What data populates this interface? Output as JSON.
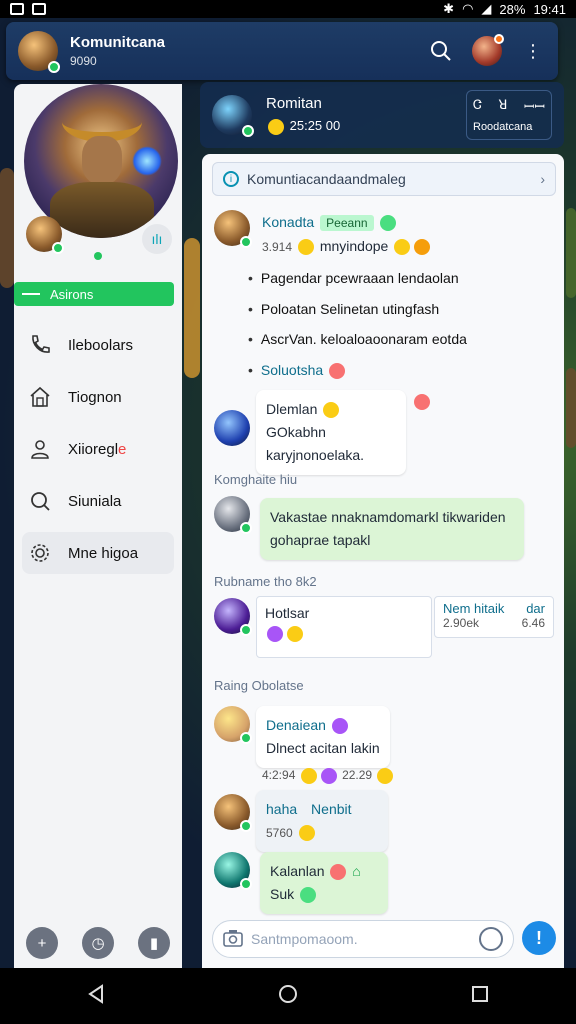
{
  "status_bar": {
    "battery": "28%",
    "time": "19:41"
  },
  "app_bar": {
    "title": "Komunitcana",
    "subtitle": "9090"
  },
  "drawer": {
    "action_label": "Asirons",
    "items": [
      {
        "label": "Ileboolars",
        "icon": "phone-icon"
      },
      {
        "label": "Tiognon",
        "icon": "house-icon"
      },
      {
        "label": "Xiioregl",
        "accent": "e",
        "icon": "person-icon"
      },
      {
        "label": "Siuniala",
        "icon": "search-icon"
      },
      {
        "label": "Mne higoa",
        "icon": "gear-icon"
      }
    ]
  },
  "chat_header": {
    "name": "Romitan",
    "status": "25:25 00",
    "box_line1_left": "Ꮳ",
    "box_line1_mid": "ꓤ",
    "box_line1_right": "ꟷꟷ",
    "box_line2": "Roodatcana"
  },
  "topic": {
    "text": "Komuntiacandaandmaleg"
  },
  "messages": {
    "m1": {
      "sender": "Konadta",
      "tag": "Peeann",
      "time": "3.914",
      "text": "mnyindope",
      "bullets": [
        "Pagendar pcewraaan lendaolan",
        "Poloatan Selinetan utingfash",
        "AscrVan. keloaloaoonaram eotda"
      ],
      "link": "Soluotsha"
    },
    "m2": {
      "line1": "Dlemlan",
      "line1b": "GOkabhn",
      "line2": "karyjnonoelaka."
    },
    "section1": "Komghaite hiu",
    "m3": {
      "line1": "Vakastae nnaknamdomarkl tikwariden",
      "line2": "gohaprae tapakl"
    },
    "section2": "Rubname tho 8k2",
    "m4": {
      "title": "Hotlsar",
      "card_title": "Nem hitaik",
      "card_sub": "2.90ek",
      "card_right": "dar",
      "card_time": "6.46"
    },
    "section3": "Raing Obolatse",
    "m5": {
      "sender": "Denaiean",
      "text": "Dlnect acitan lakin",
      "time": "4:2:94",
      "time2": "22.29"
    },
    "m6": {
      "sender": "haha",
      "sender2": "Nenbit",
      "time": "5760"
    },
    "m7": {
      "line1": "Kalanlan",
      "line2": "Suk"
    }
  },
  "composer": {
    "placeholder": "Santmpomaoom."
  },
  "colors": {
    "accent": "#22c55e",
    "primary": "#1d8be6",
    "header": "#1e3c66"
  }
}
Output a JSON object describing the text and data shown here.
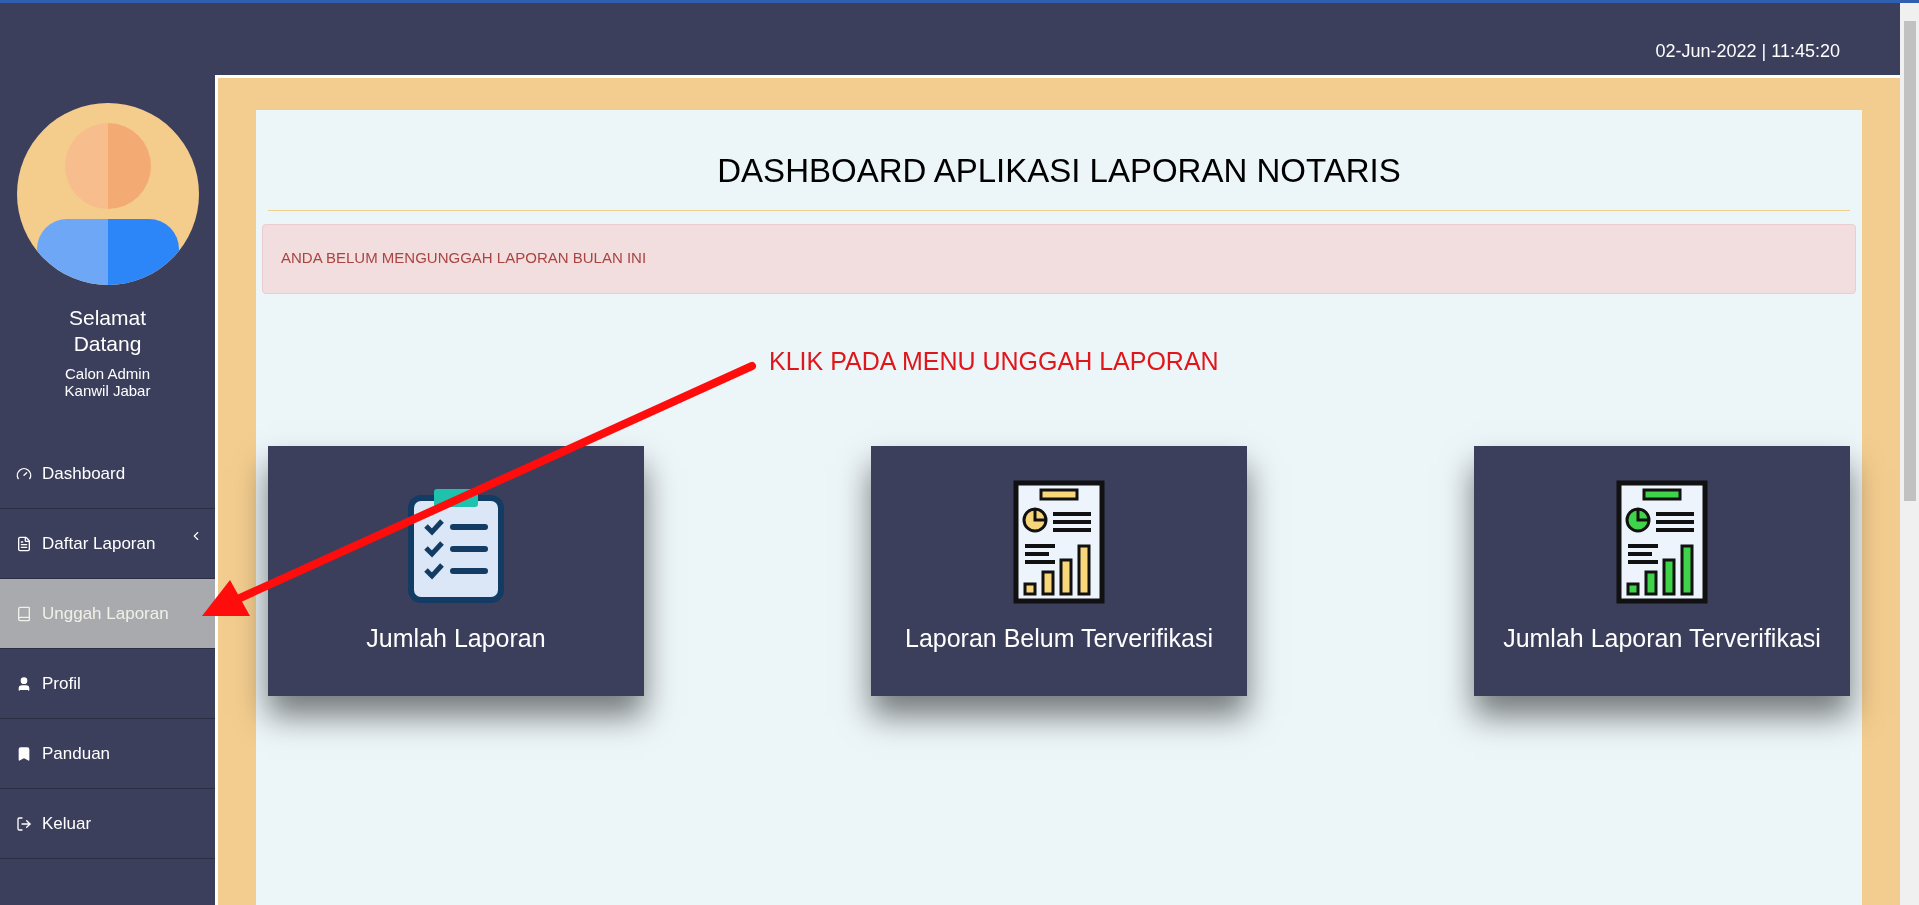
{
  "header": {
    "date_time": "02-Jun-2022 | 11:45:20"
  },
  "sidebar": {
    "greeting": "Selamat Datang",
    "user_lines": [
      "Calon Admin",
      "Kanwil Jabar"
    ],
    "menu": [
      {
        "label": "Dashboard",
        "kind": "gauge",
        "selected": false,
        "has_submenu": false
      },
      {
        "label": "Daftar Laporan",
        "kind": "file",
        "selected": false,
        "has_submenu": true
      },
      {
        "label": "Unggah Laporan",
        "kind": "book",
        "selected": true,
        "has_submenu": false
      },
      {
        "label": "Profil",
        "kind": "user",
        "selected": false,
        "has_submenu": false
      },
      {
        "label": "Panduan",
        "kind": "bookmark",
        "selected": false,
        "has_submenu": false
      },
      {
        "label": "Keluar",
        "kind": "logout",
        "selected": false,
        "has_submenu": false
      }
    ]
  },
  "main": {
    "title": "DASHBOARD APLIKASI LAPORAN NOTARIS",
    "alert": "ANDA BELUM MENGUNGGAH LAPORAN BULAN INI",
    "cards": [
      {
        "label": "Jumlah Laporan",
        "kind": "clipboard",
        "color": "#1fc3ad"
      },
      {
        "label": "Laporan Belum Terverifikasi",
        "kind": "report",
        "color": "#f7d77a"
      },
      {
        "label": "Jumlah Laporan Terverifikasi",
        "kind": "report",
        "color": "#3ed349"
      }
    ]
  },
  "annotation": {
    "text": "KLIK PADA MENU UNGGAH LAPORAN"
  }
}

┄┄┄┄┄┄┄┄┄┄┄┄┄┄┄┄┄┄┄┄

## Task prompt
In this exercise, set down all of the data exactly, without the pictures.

## Response to the task
What data populates this interface? Output as JSON.
{
  "status_bar": {
    "battery": "28%",
    "time": "19:41"
  },
  "app_bar": {
    "title": "Komunitcana",
    "subtitle": "9090"
  },
  "drawer": {
    "action_label": "Asirons",
    "items": [
      {
        "label": "Ileboolars",
        "icon": "phone-icon"
      },
      {
        "label": "Tiognon",
        "icon": "house-icon"
      },
      {
        "label": "Xiioregl",
        "accent": "e",
        "icon": "person-icon"
      },
      {
        "label": "Siuniala",
        "icon": "search-icon"
      },
      {
        "label": "Mne higoa",
        "icon": "gear-icon"
      }
    ]
  },
  "chat_header": {
    "name": "Romitan",
    "status": "25:25 00",
    "box_line1_left": "Ꮳ",
    "box_line1_mid": "ꓤ",
    "box_line1_right": "ꟷꟷ",
    "box_line2": "Roodatcana"
  },
  "topic": {
    "text": "Komuntiacandaandmaleg"
  },
  "messages": {
    "m1": {
      "sender": "Konadta",
      "tag": "Peeann",
      "time": "3.914",
      "text": "mnyindope",
      "bullets": [
        "Pagendar pcewraaan lendaolan",
        "Poloatan Selinetan utingfash",
        "AscrVan. keloaloaoonaram eotda"
      ],
      "link": "Soluotsha"
    },
    "m2": {
      "line1": "Dlemlan",
      "line1b": "GOkabhn",
      "line2": "karyjnonoelaka."
    },
    "section1": "Komghaite hiu",
    "m3": {
      "line1": "Vakastae nnaknamdomarkl tikwariden",
      "line2": "gohaprae tapakl"
    },
    "section2": "Rubname tho 8k2",
    "m4": {
      "title": "Hotlsar",
      "card_title": "Nem hitaik",
      "card_sub": "2.90ek",
      "card_right": "dar",
      "card_time": "6.46"
    },
    "section3": "Raing Obolatse",
    "m5": {
      "sender": "Denaiean",
      "text": "Dlnect acitan lakin",
      "time": "4:2:94",
      "time2": "22.29"
    },
    "m6": {
      "sender": "haha",
      "sender2": "Nenbit",
      "time": "5760"
    },
    "m7": {
      "line1": "Kalanlan",
      "line2": "Suk"
    }
  },
  "composer": {
    "placeholder": "Santmpomaoom."
  },
  "colors": {
    "accent": "#22c55e",
    "primary": "#1d8be6",
    "header": "#1e3c66"
  }
}
Output a JSON object describing the text and data shown here.
{
  "header": {
    "date_time": "02-Jun-2022 | 11:45:20"
  },
  "sidebar": {
    "greeting": "Selamat Datang",
    "user_lines": [
      "Calon Admin",
      "Kanwil Jabar"
    ],
    "menu": [
      {
        "label": "Dashboard",
        "kind": "gauge",
        "selected": false,
        "has_submenu": false
      },
      {
        "label": "Daftar Laporan",
        "kind": "file",
        "selected": false,
        "has_submenu": true
      },
      {
        "label": "Unggah Laporan",
        "kind": "book",
        "selected": true,
        "has_submenu": false
      },
      {
        "label": "Profil",
        "kind": "user",
        "selected": false,
        "has_submenu": false
      },
      {
        "label": "Panduan",
        "kind": "bookmark",
        "selected": false,
        "has_submenu": false
      },
      {
        "label": "Keluar",
        "kind": "logout",
        "selected": false,
        "has_submenu": false
      }
    ]
  },
  "main": {
    "title": "DASHBOARD APLIKASI LAPORAN NOTARIS",
    "alert": "ANDA BELUM MENGUNGGAH LAPORAN BULAN INI",
    "cards": [
      {
        "label": "Jumlah Laporan",
        "kind": "clipboard",
        "color": "#1fc3ad"
      },
      {
        "label": "Laporan Belum Terverifikasi",
        "kind": "report",
        "color": "#f7d77a"
      },
      {
        "label": "Jumlah Laporan Terverifikasi",
        "kind": "report",
        "color": "#3ed349"
      }
    ]
  },
  "annotation": {
    "text": "KLIK PADA MENU UNGGAH LAPORAN"
  }
}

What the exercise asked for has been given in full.